- When it comes to choosing seafood, some good options include fatty fish: mackerel, herring, sardines, salmon, lake trout, and albacore tuna (rich in omega-3 fatty acids).
- Omega-3 fatty acids may reduce inflammation in the body, as well as help reduce blood clotting and decrease the risk of stroke and heart failure. Do You Know Your Omega 3 and Vitamin D Levels?
The Keto diet is high in fat (making the body work to burn it off, entering ketosis) and low in carbohydrates- 20-50 grams a day. But be careful that you do not cut out carbohydrates to the point of constipation, headaches, or bad breath.
- The Keto diet benefits vary person to person, depending on how much carbs people have stored/consume. That being said, the reduction of carbs (less than 20-50 g per day) can help individuals lead the body into a state of ketosis. Hence the keto diet. The intake of foods high in fat and low in carbs will have your body using the fat stored to burn for energy instead of carbs. Rich in proteins and fat, the keto diet consists of lean meats, eggs, cheeses, fish, nuts, butter, oils, seeds, and fibrous vegetables.
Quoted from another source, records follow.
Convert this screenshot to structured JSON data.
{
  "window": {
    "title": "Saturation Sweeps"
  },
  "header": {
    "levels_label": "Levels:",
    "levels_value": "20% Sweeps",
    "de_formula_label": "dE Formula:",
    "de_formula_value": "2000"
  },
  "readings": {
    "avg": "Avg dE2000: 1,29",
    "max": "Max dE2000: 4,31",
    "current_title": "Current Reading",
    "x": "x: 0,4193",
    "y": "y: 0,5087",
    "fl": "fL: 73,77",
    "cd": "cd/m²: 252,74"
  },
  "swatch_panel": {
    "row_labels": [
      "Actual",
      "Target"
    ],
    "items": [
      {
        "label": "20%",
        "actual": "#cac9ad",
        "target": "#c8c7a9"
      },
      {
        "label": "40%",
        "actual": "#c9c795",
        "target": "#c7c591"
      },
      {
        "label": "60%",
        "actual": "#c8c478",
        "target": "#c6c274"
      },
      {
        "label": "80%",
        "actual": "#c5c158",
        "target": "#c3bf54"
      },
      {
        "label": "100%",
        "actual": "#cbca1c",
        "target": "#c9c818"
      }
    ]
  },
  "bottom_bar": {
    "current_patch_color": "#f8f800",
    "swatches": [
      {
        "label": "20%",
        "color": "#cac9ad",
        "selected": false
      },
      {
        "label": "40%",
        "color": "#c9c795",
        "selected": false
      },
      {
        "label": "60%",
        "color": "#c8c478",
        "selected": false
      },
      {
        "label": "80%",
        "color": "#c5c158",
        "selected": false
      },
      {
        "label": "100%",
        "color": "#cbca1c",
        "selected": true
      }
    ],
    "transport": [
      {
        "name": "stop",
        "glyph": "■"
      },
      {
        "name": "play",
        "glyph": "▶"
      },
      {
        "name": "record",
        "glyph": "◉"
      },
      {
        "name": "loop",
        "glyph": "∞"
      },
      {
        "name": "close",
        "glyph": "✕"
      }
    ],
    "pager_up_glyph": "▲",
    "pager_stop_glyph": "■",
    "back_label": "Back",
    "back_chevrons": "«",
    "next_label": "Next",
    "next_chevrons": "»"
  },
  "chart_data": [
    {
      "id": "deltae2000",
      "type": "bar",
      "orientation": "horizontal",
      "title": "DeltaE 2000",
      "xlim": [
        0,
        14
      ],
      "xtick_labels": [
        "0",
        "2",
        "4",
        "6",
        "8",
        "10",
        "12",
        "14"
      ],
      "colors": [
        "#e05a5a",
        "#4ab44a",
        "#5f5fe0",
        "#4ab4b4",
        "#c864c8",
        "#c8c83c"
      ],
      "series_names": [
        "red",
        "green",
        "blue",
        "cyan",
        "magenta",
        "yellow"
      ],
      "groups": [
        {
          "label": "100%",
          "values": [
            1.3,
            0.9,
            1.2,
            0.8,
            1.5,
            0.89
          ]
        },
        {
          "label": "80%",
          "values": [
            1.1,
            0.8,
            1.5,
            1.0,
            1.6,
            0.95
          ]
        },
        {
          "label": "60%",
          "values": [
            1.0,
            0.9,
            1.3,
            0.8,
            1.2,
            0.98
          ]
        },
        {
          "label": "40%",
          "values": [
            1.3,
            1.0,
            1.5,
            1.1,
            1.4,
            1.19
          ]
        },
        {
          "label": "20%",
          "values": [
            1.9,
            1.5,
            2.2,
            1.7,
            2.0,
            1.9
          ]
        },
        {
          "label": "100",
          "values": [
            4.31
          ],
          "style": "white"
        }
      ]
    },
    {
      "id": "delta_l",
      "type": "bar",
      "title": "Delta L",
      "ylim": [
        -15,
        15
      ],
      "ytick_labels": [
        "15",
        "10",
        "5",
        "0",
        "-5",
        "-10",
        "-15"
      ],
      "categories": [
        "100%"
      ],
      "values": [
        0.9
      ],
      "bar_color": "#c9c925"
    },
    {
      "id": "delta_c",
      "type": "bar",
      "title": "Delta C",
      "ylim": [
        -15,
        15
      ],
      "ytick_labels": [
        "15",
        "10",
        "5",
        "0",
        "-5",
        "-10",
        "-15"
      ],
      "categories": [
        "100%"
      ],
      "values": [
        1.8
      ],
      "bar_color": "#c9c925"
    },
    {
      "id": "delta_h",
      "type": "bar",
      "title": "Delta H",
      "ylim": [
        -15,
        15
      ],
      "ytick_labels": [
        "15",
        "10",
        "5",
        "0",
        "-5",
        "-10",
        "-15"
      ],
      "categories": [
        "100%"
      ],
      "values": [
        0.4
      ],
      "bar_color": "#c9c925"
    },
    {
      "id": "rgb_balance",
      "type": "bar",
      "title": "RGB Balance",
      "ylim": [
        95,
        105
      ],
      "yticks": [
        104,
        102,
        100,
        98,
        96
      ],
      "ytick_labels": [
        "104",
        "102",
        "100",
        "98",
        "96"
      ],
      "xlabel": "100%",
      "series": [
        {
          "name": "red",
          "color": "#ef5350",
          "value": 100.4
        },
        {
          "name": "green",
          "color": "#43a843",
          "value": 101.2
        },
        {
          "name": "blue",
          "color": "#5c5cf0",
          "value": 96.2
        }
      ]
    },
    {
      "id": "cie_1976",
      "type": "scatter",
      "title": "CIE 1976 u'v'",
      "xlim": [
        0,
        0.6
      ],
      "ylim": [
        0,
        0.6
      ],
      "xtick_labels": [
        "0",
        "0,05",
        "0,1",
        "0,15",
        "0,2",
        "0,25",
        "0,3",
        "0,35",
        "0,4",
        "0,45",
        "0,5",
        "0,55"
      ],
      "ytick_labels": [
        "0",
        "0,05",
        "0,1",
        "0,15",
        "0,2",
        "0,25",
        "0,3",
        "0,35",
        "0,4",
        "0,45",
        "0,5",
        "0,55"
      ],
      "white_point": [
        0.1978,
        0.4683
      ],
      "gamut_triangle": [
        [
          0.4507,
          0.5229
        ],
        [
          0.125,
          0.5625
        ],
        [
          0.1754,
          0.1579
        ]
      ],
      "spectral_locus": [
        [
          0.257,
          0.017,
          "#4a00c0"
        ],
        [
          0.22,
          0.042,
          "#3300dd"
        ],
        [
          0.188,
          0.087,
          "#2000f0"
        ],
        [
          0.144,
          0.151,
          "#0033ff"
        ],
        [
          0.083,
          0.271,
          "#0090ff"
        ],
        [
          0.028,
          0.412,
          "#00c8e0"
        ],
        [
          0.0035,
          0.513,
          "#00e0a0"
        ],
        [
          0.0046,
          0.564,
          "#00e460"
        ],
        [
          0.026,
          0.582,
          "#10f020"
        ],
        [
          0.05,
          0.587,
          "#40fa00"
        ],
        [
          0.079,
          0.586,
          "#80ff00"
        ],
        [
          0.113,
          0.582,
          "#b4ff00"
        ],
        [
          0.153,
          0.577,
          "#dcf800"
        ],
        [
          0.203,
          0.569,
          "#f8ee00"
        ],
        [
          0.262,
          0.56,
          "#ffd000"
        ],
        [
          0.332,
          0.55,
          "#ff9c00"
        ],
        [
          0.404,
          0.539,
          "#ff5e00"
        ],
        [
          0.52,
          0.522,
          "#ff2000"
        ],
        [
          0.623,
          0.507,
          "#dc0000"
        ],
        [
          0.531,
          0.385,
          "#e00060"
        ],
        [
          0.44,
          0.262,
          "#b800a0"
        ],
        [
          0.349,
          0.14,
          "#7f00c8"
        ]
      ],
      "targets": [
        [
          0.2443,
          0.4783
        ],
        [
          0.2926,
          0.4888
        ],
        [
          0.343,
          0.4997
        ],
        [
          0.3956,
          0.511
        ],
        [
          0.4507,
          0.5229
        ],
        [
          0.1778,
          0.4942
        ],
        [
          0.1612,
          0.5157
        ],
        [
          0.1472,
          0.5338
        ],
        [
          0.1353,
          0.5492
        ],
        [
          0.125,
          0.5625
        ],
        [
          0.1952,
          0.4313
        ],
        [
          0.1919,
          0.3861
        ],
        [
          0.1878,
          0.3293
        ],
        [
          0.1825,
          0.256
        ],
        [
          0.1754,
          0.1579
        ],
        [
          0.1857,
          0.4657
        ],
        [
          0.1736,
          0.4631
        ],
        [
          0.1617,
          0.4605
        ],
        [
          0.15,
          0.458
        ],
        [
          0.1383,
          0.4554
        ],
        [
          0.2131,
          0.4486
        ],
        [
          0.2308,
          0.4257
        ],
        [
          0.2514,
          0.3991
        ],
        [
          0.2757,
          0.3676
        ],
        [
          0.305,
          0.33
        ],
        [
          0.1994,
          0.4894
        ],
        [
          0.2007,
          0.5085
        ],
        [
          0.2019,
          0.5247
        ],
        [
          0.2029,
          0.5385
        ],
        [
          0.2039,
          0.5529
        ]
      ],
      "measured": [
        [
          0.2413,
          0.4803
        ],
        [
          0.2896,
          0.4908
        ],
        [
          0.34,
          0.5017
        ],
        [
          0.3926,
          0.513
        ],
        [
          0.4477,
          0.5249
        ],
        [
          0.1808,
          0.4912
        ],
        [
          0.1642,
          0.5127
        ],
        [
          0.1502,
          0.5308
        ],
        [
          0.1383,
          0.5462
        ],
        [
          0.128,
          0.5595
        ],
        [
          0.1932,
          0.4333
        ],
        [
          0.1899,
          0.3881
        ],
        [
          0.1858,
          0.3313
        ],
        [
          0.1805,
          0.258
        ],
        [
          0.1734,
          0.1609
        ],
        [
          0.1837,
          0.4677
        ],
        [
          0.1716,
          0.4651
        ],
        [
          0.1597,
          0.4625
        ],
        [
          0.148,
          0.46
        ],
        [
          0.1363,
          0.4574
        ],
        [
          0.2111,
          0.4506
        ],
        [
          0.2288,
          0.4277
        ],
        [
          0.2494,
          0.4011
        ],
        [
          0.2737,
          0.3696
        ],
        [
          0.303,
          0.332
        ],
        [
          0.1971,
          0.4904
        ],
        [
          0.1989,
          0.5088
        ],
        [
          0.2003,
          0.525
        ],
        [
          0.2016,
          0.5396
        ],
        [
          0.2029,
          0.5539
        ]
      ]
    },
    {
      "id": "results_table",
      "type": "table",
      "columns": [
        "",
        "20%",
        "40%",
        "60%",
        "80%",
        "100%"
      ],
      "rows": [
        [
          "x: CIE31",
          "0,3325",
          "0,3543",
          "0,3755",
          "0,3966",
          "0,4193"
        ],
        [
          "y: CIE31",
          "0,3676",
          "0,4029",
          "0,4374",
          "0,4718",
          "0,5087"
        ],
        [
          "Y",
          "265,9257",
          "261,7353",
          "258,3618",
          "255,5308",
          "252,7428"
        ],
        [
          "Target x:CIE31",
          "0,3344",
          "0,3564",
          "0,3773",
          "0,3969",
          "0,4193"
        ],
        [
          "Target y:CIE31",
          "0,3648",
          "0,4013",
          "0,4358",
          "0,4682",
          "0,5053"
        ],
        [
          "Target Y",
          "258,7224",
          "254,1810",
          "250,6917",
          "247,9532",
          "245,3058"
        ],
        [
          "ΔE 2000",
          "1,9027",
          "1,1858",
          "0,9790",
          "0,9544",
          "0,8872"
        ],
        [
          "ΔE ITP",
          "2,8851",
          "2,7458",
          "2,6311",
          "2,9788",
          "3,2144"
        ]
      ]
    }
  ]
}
- While the keto diet has many benefits, there are a couple of things to remember: The keto diet is a restrictive diet, with the primary goal being weight loss. Individuals who suffer from kidney disease should consult their doctor before starting. This diet can bring on bad breath, nausea, and a general lack of energy.
- If you find yourself lacking in protein, try our Cypress Pharmacy’s Perfect Protein Powder. Animal protein can contain appreciable amounts of cholesterol and saturated fats. Additionally, they can also be sources of antibiotics, hormones, and other undesirable elements inherent in our food supply. Plant-based proteins have no cholesterol or saturated fat and, when properly formulated and enhanced, can provide protein with a nutritional value comparable to animal-derived proteins.
- Rice to cauliflower rice or shirataki rice
- Pasta to vegetable noodles made of zucchini, palmini, cabbage, and fennel
- Potatoes to rutabaga, turnips, radishes, and winter squash
- Cereals to nuts, seeds, and coconut
- Bread and wraps to lettuce wraps (for sandwiches), nori sheets (for sushi), collards
- Regular milk to nut, seed, or coconut milk
- Instead of butter or canola oil, try avocado oil or coconut oil
The Mediterranean Diet and the Keto Diet are healthy choices to consider if you’re thinking of trying intermittent fasting. Both diets can give you fresh, lean meals to try out and keep you on track to your health goal.
- Intermittent fasting works by prolonging the period when your body has burned through the calories consumed during your last meal and begins burning fat.
- Once you’ve checked with your doctor to confirm this diet is safe for you, a simple approach would be attempting 16/8 fasting. What this means is that you’ll be eating for eight hours and fasting for sixteen. There is also 5/2 fasting, where you eat regularly for five days a week, then the other two days you consume 500-600 calories. While partaking in this fast, it’s important to remember to limit not only sugar intake in foods but as well as beverages. Drinks such as water and zero-calorie drinks are encouraged, as well as black coffee and tea, which hold little to no calorie or sugar intake.
- Consider adding Cypress Pharmacy’s Balance Meal Complete to provide additional nutrients and improve gut health.
- Top Benefits: improved memory, increased heart health, and physical performance.
In all, these trending diets reveal that with a little push and some dedication, we all can be on our way to a healthier version of ourselves. If you’ve wanted to try the Mediterranean and Keto diets or intermittent fasting, take a look at our easy outline. With the help of these tips, we hope you’ll find it easier to make meals for you and your loved ones that optimize your health. Remember to always check with your doctor or health care professional before making any changes.